Two brothers of Nigerian descent, who were acquaintances of Smollett, then came forward to say the actor had paid them to stage the attack.
In an unexpected twist, however, the case against Smollett, who faced 16 felony charges, was abruptly dropped by state's attorney Foxx, who said her office wasn't convinced it had enough evidence to convict Smollett and preferred to focus on more serious crimes.
That decision, in turn, triggered outrage from then-Mayor Rahm Emanuel and Chicago Police Superintendent Eddie Johnson, who said the alleged hoax had unnecessarily tied up police personnel and harmed the city's reputation.
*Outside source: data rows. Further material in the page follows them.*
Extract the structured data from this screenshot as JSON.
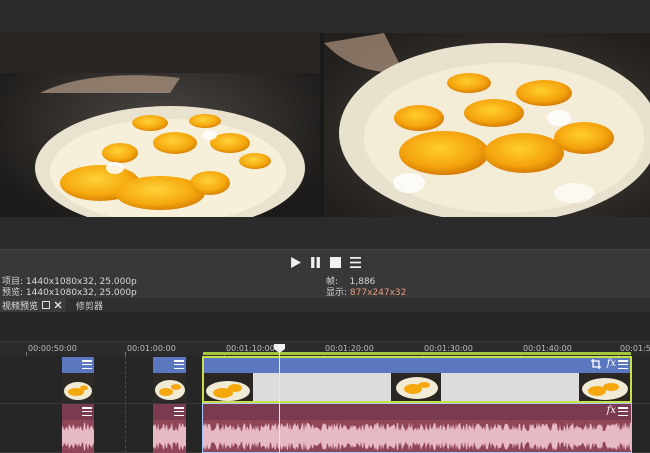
{
  "transport": {
    "play_icon": "play-icon",
    "pause_icon": "pause-icon",
    "stop_icon": "stop-icon",
    "menu_icon": "menu-icon"
  },
  "info": {
    "project_label": "项目:",
    "project_value": "1440x1080x32, 25.000p",
    "preview_label": "预览:",
    "preview_value": "1440x1080x32, 25.000p",
    "frame_label": "帧:",
    "frame_value": "1,886",
    "display_label": "显示:",
    "display_value": "877x247x32"
  },
  "tabs": {
    "video_preview": "视频预览",
    "trimmer": "修剪器"
  },
  "ruler": {
    "labels": [
      "00:00:50:00",
      "00:01:00:00",
      "00:01:10:00",
      "00:01:20:00",
      "00:01:30:00",
      "00:01:40:00",
      "00:01:5"
    ]
  },
  "colors": {
    "video_clip_header": "#5b77c0",
    "audio_clip_header": "#7a3a4f",
    "audio_clip_body": "#8e4658",
    "selection": "#c8de4a",
    "display_value": "#e99a7b"
  },
  "icons": {
    "crop": "crop-icon",
    "fx": "fx-icon",
    "clip_menu": "menu-icon"
  }
}
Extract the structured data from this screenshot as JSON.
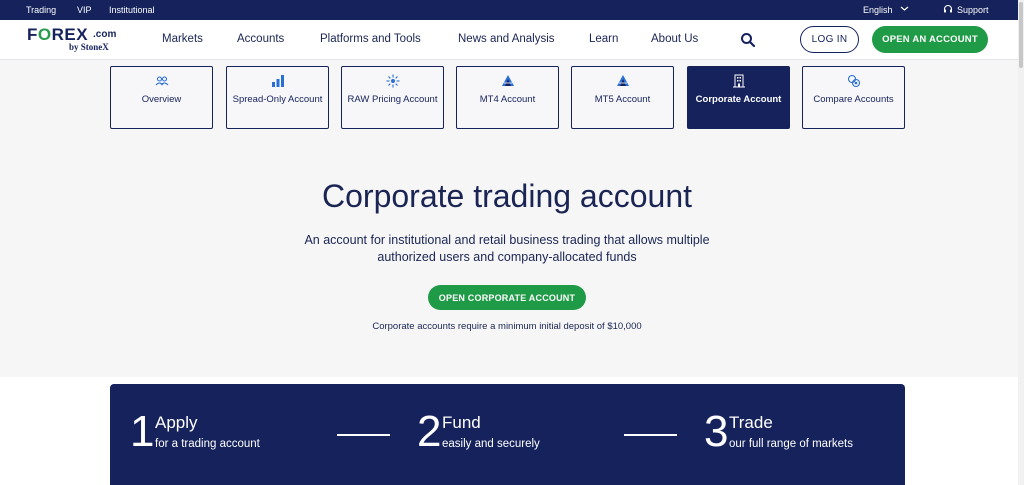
{
  "topbar": {
    "links": [
      "Trading",
      "VIP",
      "Institutional"
    ],
    "language": "English",
    "support": "Support"
  },
  "nav": {
    "logo": {
      "brand_prefix": "F",
      "brand_o": "O",
      "brand_suffix": "REX",
      "dotcom": ".com",
      "by": "by StoneX"
    },
    "menu": [
      "Markets",
      "Accounts",
      "Platforms and Tools",
      "News and Analysis",
      "Learn",
      "About Us"
    ],
    "login": "LOG IN",
    "open_account": "OPEN AN ACCOUNT"
  },
  "tabs": [
    {
      "label": "Overview",
      "icon": "users-icon",
      "active": false
    },
    {
      "label": "Spread-Only Account",
      "icon": "bar-chart-icon",
      "active": false
    },
    {
      "label": "RAW Pricing Account",
      "icon": "spark-icon",
      "active": false
    },
    {
      "label": "MT4 Account",
      "icon": "mt4-icon",
      "active": false
    },
    {
      "label": "MT5 Account",
      "icon": "mt5-icon",
      "active": false
    },
    {
      "label": "Corporate Account",
      "icon": "building-icon",
      "active": true
    },
    {
      "label": "Compare Accounts",
      "icon": "compare-icon",
      "active": false
    }
  ],
  "hero": {
    "title": "Corporate trading account",
    "subtitle": "An account for institutional and retail business trading that allows multiple authorized users and company-allocated funds",
    "cta": "OPEN CORPORATE ACCOUNT",
    "note": "Corporate accounts require a minimum initial deposit of $10,000"
  },
  "steps": [
    {
      "number": "1",
      "title": "Apply",
      "text": "for a trading account"
    },
    {
      "number": "2",
      "title": "Fund",
      "text": "easily and securely"
    },
    {
      "number": "3",
      "title": "Trade",
      "text": "our full range of markets"
    }
  ],
  "colors": {
    "navy": "#15225c",
    "green": "#1f9a46",
    "accent_blue": "#2a6fd6"
  }
}
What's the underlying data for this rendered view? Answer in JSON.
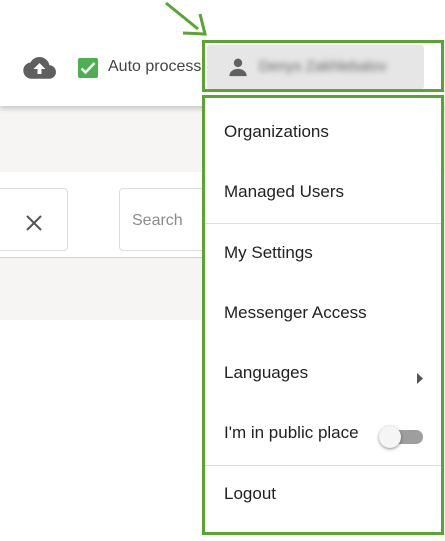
{
  "toolbar": {
    "upload_icon": "cloud-upload-icon",
    "auto_process_label": "Auto process",
    "auto_process_checked": true,
    "user_name": "Denys Zakhlebalov",
    "user_icon": "person-icon"
  },
  "page": {
    "search_placeholder": "Search",
    "clear_icon": "close-icon"
  },
  "menu": {
    "items": [
      {
        "label": "Organizations"
      },
      {
        "label": "Managed Users"
      },
      {
        "label": "My Settings"
      },
      {
        "label": "Messenger Access"
      },
      {
        "label": "Languages",
        "has_submenu": true
      },
      {
        "label": "I'm in public place",
        "toggle_on": false
      },
      {
        "label": "Logout"
      }
    ]
  },
  "colors": {
    "highlight": "#5aa531",
    "checkbox": "#4caf50"
  }
}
Toomin's appointment of a special prosecutor was ordered even though the county's inspector general's office is already investigating Foxx's handling of the case.
Foxx had recused herself from the case, saying she wanted to avoid "even the perception of a conflict," after false rumors circulated that she was related to Smollett.
Recently unsealed court documents, however, showed that Foxx inserted herself in the case even though she had publicly vowed to stay out of the decision-making.
Smollett, who was dropped from "Empire," is also being sued by the city of Chicago, which is trying to recoup the cost of police overtime for investigating his initial charges.
Contributing: Jorge L. Ortiz;The Associated Press
This article originally appeared on USA TODAY: Jussie Smollett incident isn't over: Chicago judge appoints special prosecutor to investigate